Infections with nontuberculous mycobacteria (atypical mycobacteria): M. kansasii, M. marinum, M. scrofulaceum, M. flavescens, M. gordonae, M. obuense, M. gilvum, M. duvali, M. szulgai, M. intracellulare (see MYCOBACTERIUM AVIUM COMPLEX;), M. xenopi (littorale), M. ulcerans, M. buruli, M. terrae, M. fortuitum (minetti, giae), M. chelonae.
So-called atypical species of the genus MYCOBACTERIUM that do not cause tuberculosis. They are also called tuberculoid bacilli, i.e.: M. buruli, M. chelonae, M. duvalii, M. flavescens, M. fortuitum, M. gilvum, M. gordonae, M. intracellulare (see MYCOBACTERIUM AVIUM COMPLEX;), M. kansasii, M. marinum, M. obuense, M. scrofulaceum, M. szulgai, M. terrae, M. ulcerans, M. xenopi.
So-called atypical species of the genus MYCOBACTERIUM. They are also called tuberculoid bacilli, i.e.: M. buruli, M. chelonae, M. duvalii, M. flavescens, M. fortuitum, M. gilvum, M. gordonae, M. intracellulare (see MYCOBACTERIUM AVIUM COMPLEX;), M. kansasii, M. marinum, M. obuense, M. scrofulaceum, M. szulgai, M. terrae, M. ulcerans, M. xenopi.
Infections with bacteria of the genus MYCOBACTERIUM.
Anything that breaks the skin is a wound because when the skin is broken, there's a risk of germs getting into the body and causing an infection.

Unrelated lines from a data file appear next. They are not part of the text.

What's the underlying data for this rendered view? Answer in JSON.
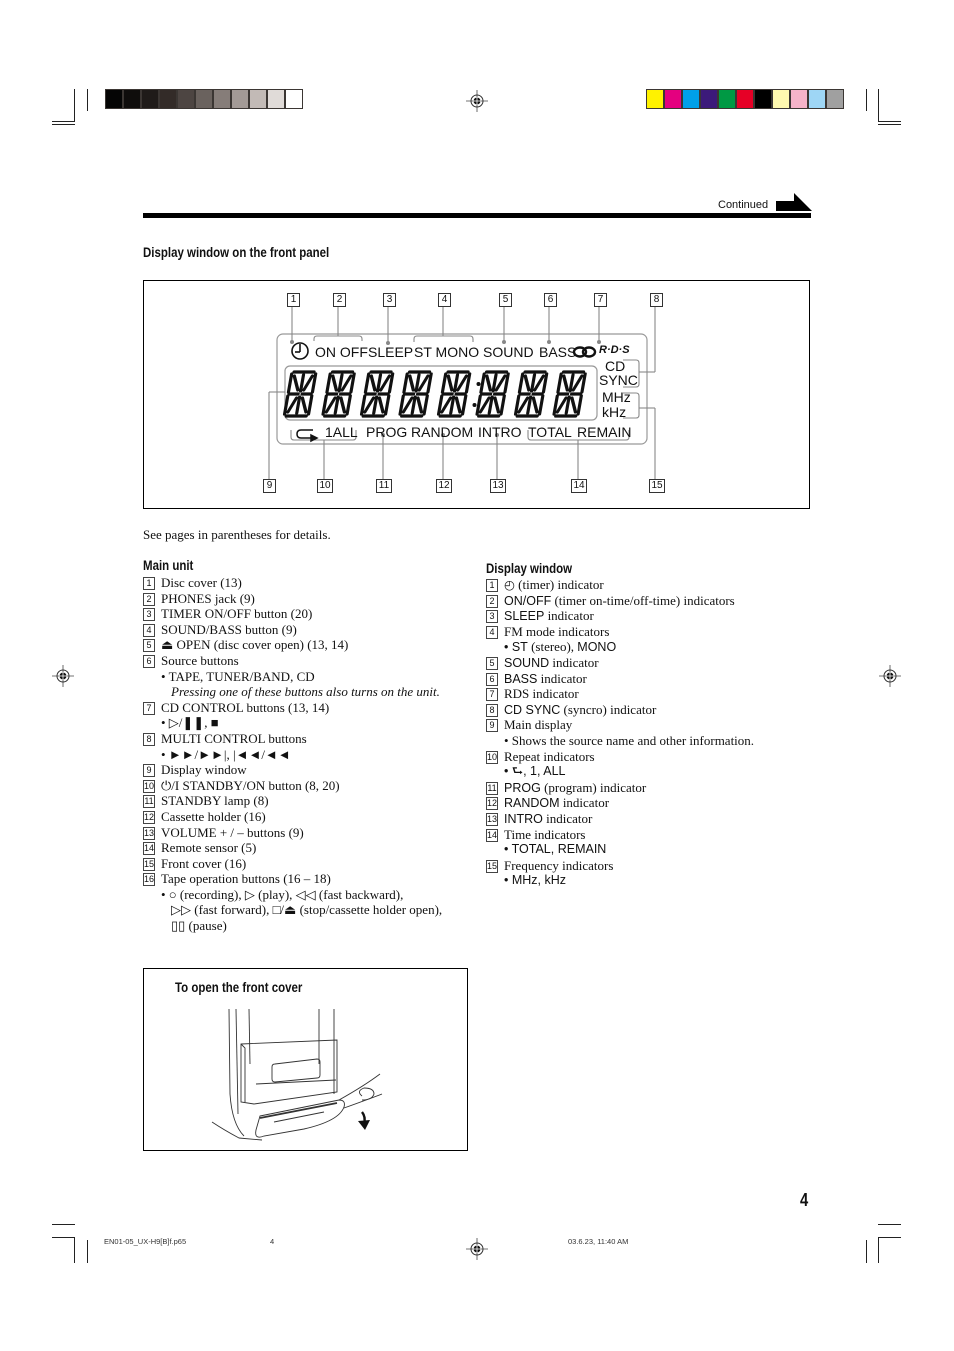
{
  "print_marks": {
    "grayscale_swatches": [
      "#050505",
      "#0f0d0c",
      "#1f1b19",
      "#332b28",
      "#4d4542",
      "#6a625e",
      "#867d79",
      "#a39a96",
      "#c2bab6",
      "#e0dbd8",
      "#ffffff"
    ],
    "color_swatches": [
      "#fff200",
      "#e4007f",
      "#00a0e9",
      "#3c1a7a",
      "#009944",
      "#e60026",
      "#000000",
      "#fff9b0",
      "#f6b3c9",
      "#9ed6f5",
      "#a0a0a0"
    ]
  },
  "header": {
    "continued_label": "Continued"
  },
  "diagram": {
    "title": "Display window on the front panel",
    "callouts_top": [
      "1",
      "2",
      "3",
      "4",
      "5",
      "6",
      "7",
      "8"
    ],
    "callouts_bottom": [
      "9",
      "10",
      "11",
      "12",
      "13",
      "14",
      "15"
    ],
    "top_indicators": {
      "on_off": "ON OFF",
      "sleep": "SLEEP",
      "st_mono": "ST MONO",
      "sound": "SOUND",
      "bass": "BASS",
      "rds": "R·D·S"
    },
    "right_indicators": {
      "cd": "CD",
      "sync": "SYNC",
      "mhz": "MHz",
      "khz": "kHz"
    },
    "bottom_indicators": {
      "one_all": "1ALL",
      "prog": "PROG",
      "random": "RANDOM",
      "intro": "INTRO",
      "total": "TOTAL",
      "remain": "REMAIN"
    },
    "segment_digits": 8
  },
  "note": "See pages in parentheses for details.",
  "main_unit": {
    "title": "Main unit",
    "items": [
      {
        "n": "1",
        "text": "Disc cover (13)"
      },
      {
        "n": "2",
        "text": "PHONES jack (9)"
      },
      {
        "n": "3",
        "text": "TIMER ON/OFF button (20)"
      },
      {
        "n": "4",
        "text": "SOUND/BASS button (9)"
      },
      {
        "n": "5",
        "text": "⏏ OPEN (disc cover open) (13, 14)"
      },
      {
        "n": "6",
        "text": "Source buttons"
      },
      {
        "sub": "• TAPE, TUNER/BAND, CD"
      },
      {
        "sub_italic": "Pressing one of these buttons also turns on the unit."
      },
      {
        "n": "7",
        "text": "CD CONTROL buttons (13, 14)"
      },
      {
        "sub": "• ▷/❚❚, ■"
      },
      {
        "n": "8",
        "text": "MULTI CONTROL buttons"
      },
      {
        "sub": "• ►►/►►|, |◄◄/◄◄"
      },
      {
        "n": "9",
        "text": "Display window"
      },
      {
        "n": "10",
        "text": "⏻/I STANDBY/ON button (8, 20)"
      },
      {
        "n": "11",
        "text": "STANDBY lamp (8)"
      },
      {
        "n": "12",
        "text": "Cassette holder (16)"
      },
      {
        "n": "13",
        "text": "VOLUME + / – buttons (9)"
      },
      {
        "n": "14",
        "text": "Remote sensor (5)"
      },
      {
        "n": "15",
        "text": "Front cover (16)"
      },
      {
        "n": "16",
        "text": "Tape operation buttons (16 – 18)"
      },
      {
        "sub": "• ○ (recording), ▷ (play), ◁◁ (fast backward),"
      },
      {
        "sub2": "▷▷ (fast forward), □/⏏ (stop/cassette holder open),"
      },
      {
        "sub2": "▯▯ (pause)"
      }
    ]
  },
  "display_window": {
    "title": "Display window",
    "items": [
      {
        "n": "1",
        "lead": "◴",
        "text": " (timer) indicator"
      },
      {
        "n": "2",
        "lead": "ON/OFF",
        "text": " (timer on-time/off-time) indicators"
      },
      {
        "n": "3",
        "lead": "SLEEP",
        "text": " indicator"
      },
      {
        "n": "4",
        "lead": "",
        "text": "FM mode indicators"
      },
      {
        "sub_lead": "• ST",
        "sub_text": " (stereo), ",
        "sub_tail": "MONO"
      },
      {
        "n": "5",
        "lead": "SOUND",
        "text": " indicator"
      },
      {
        "n": "6",
        "lead": "BASS",
        "text": " indicator"
      },
      {
        "n": "7",
        "lead": "",
        "text": "RDS indicator"
      },
      {
        "n": "8",
        "lead": "CD SYNC",
        "text": " (syncro) indicator"
      },
      {
        "n": "9",
        "lead": "",
        "text": "Main display"
      },
      {
        "sub_serif": "• Shows the source name and other information."
      },
      {
        "n": "10",
        "lead": "",
        "text": "Repeat indicators"
      },
      {
        "sub_sans": "• ⮑, 1, ALL"
      },
      {
        "n": "11",
        "lead": "PROG",
        "text": " (program) indicator"
      },
      {
        "n": "12",
        "lead": "RANDOM",
        "text": " indicator"
      },
      {
        "n": "13",
        "lead": "INTRO",
        "text": " indicator"
      },
      {
        "n": "14",
        "lead": "",
        "text": "Time indicators"
      },
      {
        "sub_sans": "• TOTAL, REMAIN"
      },
      {
        "n": "15",
        "lead": "",
        "text": "Frequency indicators"
      },
      {
        "sub_sans": "• MHz, kHz"
      }
    ]
  },
  "front_cover": {
    "title": "To open the front cover"
  },
  "page_number": "4",
  "footer": {
    "file": "EN01-05_UX-H9[B]f.p65",
    "page": "4",
    "timestamp": "03.6.23, 11:40 AM"
  }
}
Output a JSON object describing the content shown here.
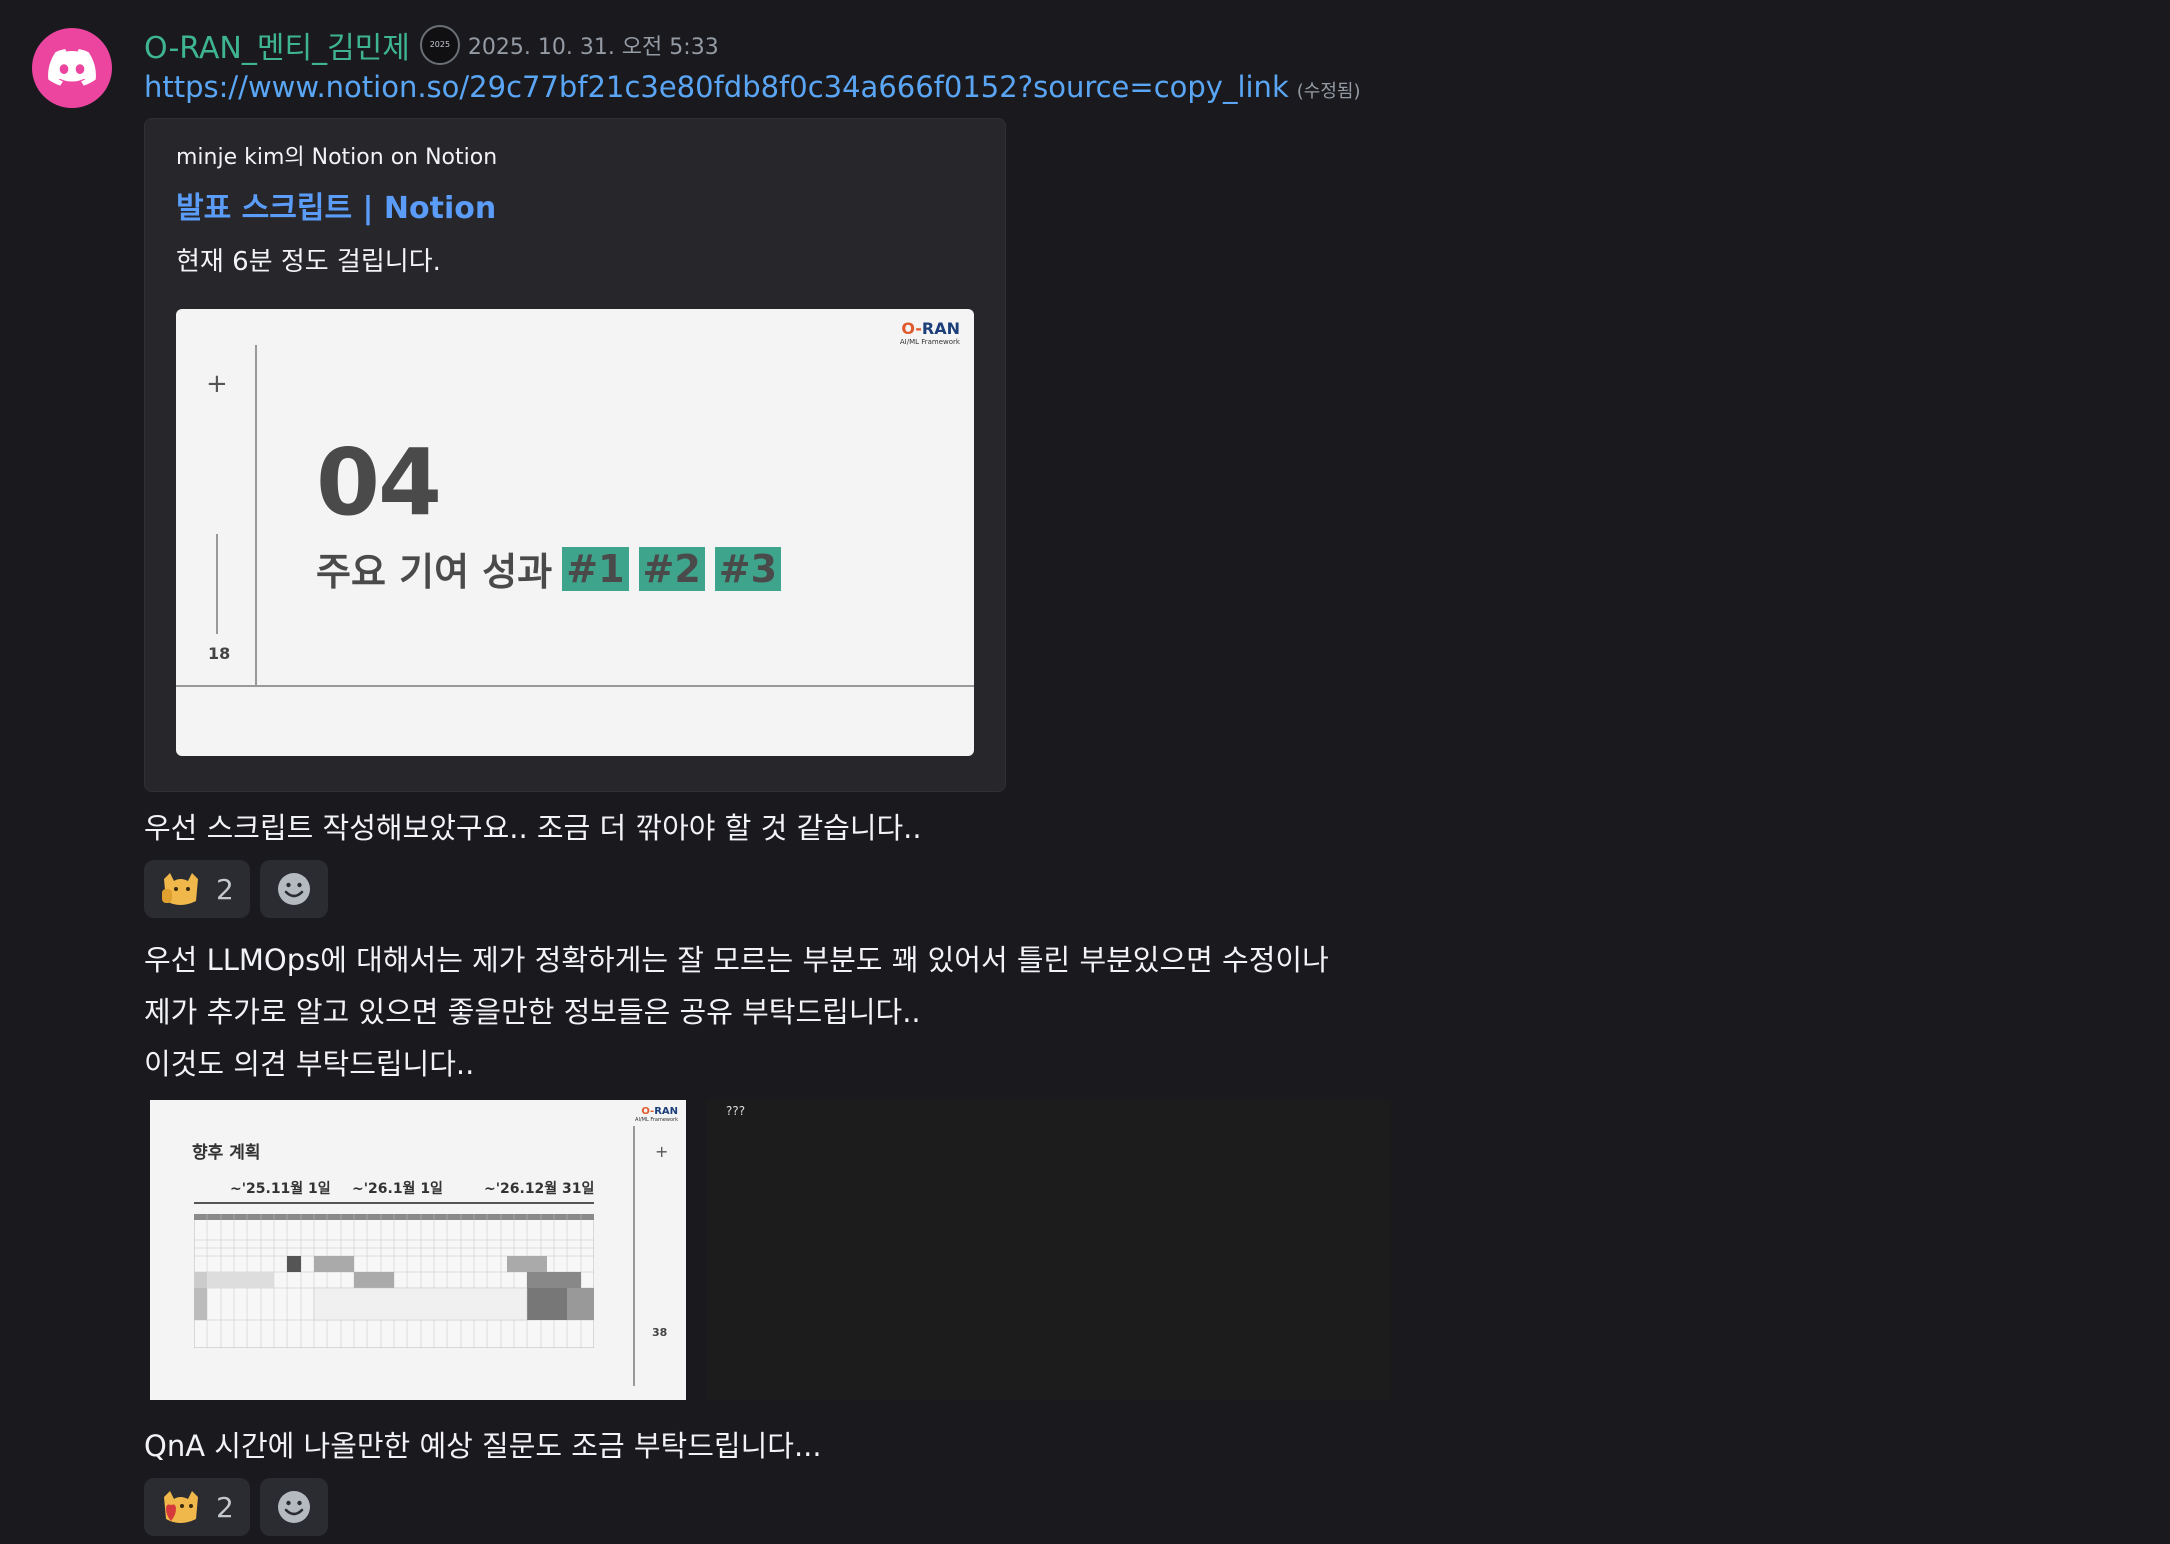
{
  "message": {
    "username": "O-RAN_멘티_김민제",
    "role_badge": "2025",
    "timestamp": "2025. 10. 31. 오전 5:33",
    "link": "https://www.notion.so/29c77bf21c3e80fdb8f0c34a666f0152?source=copy_link",
    "edited_label": "(수정됨)",
    "embed": {
      "provider": "minje kim의 Notion on Notion",
      "title": "발표 스크립트 | Notion",
      "description": "현재 6분 정도 걸립니다.",
      "slide": {
        "logo_main": "RAN",
        "logo_o": "O-",
        "logo_sub": "AI/ML Framework",
        "number": "04",
        "subtitle": "주요 기여 성과",
        "tags": [
          "#1",
          "#2",
          "#3"
        ],
        "page": "18",
        "plus": "+"
      }
    },
    "line1": "우선 스크립트 작성해보았구요.. 조금 더 깎아야 할 것 같습니다..",
    "reaction1": {
      "emoji": "cat-emoji",
      "count": "2"
    },
    "line2": "우선 LLMOps에 대해서는 제가 정확하게는 잘 모르는 부분도 꽤 있어서 틀린 부분있으면 수정이나",
    "line3": "제가 추가로 알고 있으면 좋을만한 정보들은 공유 부탁드립니다..",
    "line4": "이것도 의견 부탁드립니다..",
    "attachment": {
      "title": "향후 계획",
      "phases": [
        "~'25.11월 1일",
        "~'26.1월 1일",
        "~'26.12월 31일"
      ],
      "page": "38",
      "plus": "+",
      "logo_main": "RAN",
      "logo_o": "O-",
      "logo_sub": "AI/ML Framework",
      "second_label": "???"
    },
    "line5": "QnA 시간에 나올만한 예상 질문도 조금 부탁드립니다...",
    "reaction2": {
      "emoji": "heart-cat-emoji",
      "count": "2"
    }
  }
}
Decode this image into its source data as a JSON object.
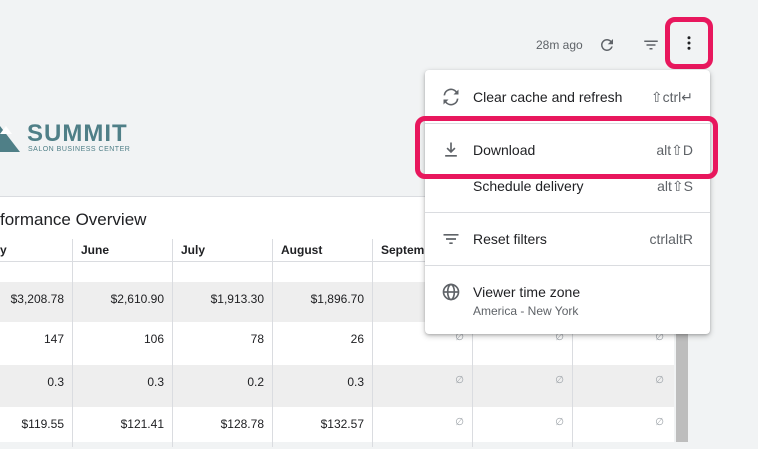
{
  "toolbar": {
    "last_updated": "28m ago",
    "icons": [
      "refresh-icon",
      "filter-icon",
      "more-vert-icon"
    ]
  },
  "logo": {
    "name": "SUMMIT",
    "subtitle": "SALON BUSINESS CENTER"
  },
  "report": {
    "title": "formance Overview",
    "columns": [
      "y",
      "June",
      "July",
      "August",
      "Septem"
    ],
    "rows": [
      [
        "",
        "",
        "",
        "",
        ""
      ],
      [
        "$3,208.78",
        "$2,610.90",
        "$1,913.30",
        "$1,896.70",
        ""
      ],
      [
        "147",
        "106",
        "78",
        "26",
        "∅"
      ],
      [
        "0.3",
        "0.3",
        "0.2",
        "0.3",
        "∅"
      ],
      [
        "$119.55",
        "$121.41",
        "$128.78",
        "$132.57",
        "∅"
      ]
    ],
    "null_glyph": "∅"
  },
  "menu": {
    "items": [
      {
        "label": "Clear cache and refresh",
        "shortcut": "⇧ctrl↵",
        "icon": "sync-icon"
      },
      {
        "label": "Download",
        "shortcut": "alt⇧D",
        "icon": "download-icon"
      },
      {
        "label": "Schedule delivery",
        "shortcut": "alt⇧S",
        "icon": ""
      },
      {
        "label": "Reset filters",
        "shortcut": "ctrlaltR",
        "icon": "filter-icon"
      },
      {
        "label": "Viewer time zone",
        "sublabel": "America - New York",
        "icon": "globe-icon"
      }
    ]
  },
  "colors": {
    "highlight": "#e8175d",
    "brand": "#4f7f87",
    "background": "#f1f3f4"
  }
}
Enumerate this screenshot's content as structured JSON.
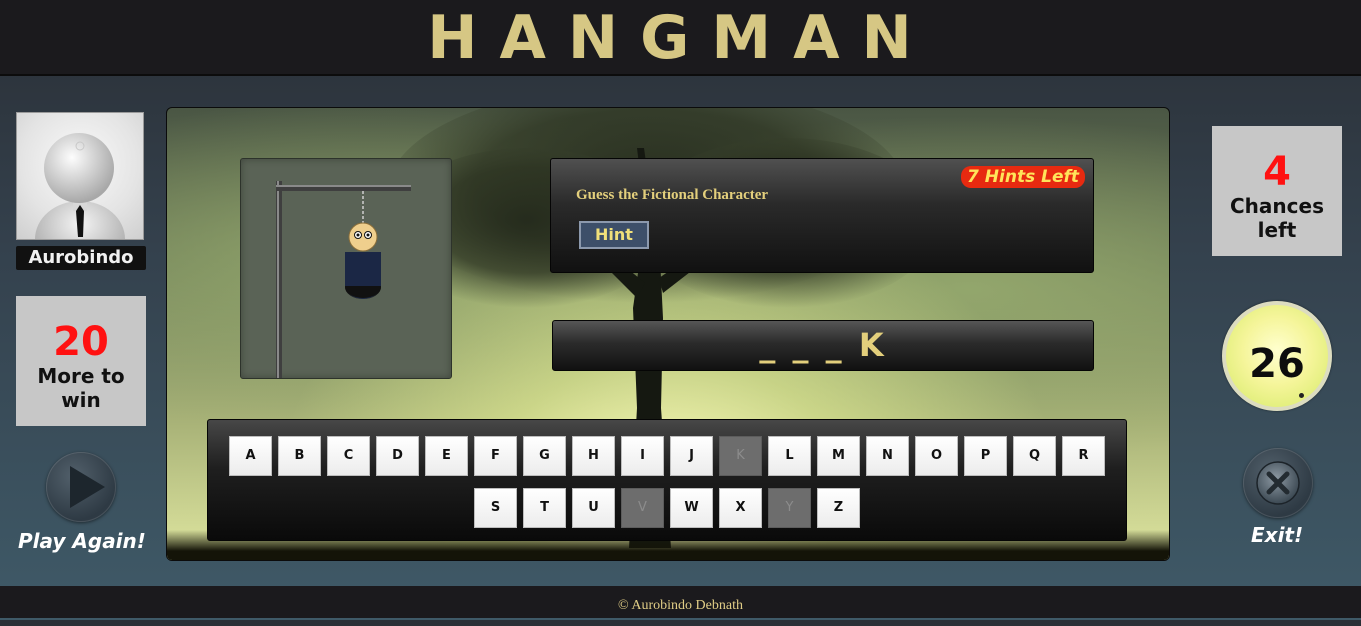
{
  "app": {
    "title": "HANGMAN"
  },
  "player": {
    "name": "Aurobindo"
  },
  "stats": {
    "more_to_win": "20",
    "more_to_win_label": "More to win",
    "chances_left": "4",
    "chances_left_label": "Chances left",
    "timer": "26"
  },
  "actions": {
    "play_again": "Play Again!",
    "exit": "Exit!"
  },
  "question": {
    "category": "Guess the Fictional Character",
    "hints_left": "7 Hints Left",
    "hint_button": "Hint"
  },
  "word": {
    "display": "_ _ _ K"
  },
  "keyboard": {
    "keys": [
      {
        "letter": "A",
        "used": false
      },
      {
        "letter": "B",
        "used": false
      },
      {
        "letter": "C",
        "used": false
      },
      {
        "letter": "D",
        "used": false
      },
      {
        "letter": "E",
        "used": false
      },
      {
        "letter": "F",
        "used": false
      },
      {
        "letter": "G",
        "used": false
      },
      {
        "letter": "H",
        "used": false
      },
      {
        "letter": "I",
        "used": false
      },
      {
        "letter": "J",
        "used": false
      },
      {
        "letter": "K",
        "used": true
      },
      {
        "letter": "L",
        "used": false
      },
      {
        "letter": "M",
        "used": false
      },
      {
        "letter": "N",
        "used": false
      },
      {
        "letter": "O",
        "used": false
      },
      {
        "letter": "P",
        "used": false
      },
      {
        "letter": "Q",
        "used": false
      },
      {
        "letter": "R",
        "used": false
      },
      {
        "letter": "S",
        "used": false
      },
      {
        "letter": "T",
        "used": false
      },
      {
        "letter": "U",
        "used": false
      },
      {
        "letter": "V",
        "used": true
      },
      {
        "letter": "W",
        "used": false
      },
      {
        "letter": "X",
        "used": false
      },
      {
        "letter": "Y",
        "used": true
      },
      {
        "letter": "Z",
        "used": false
      }
    ]
  },
  "footer": {
    "copyright": "© Aurobindo Debnath"
  },
  "icons": {
    "play": "play-icon",
    "exit": "close-icon"
  }
}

Follow and track Wound Care News on BioPortfolio: Wound Car...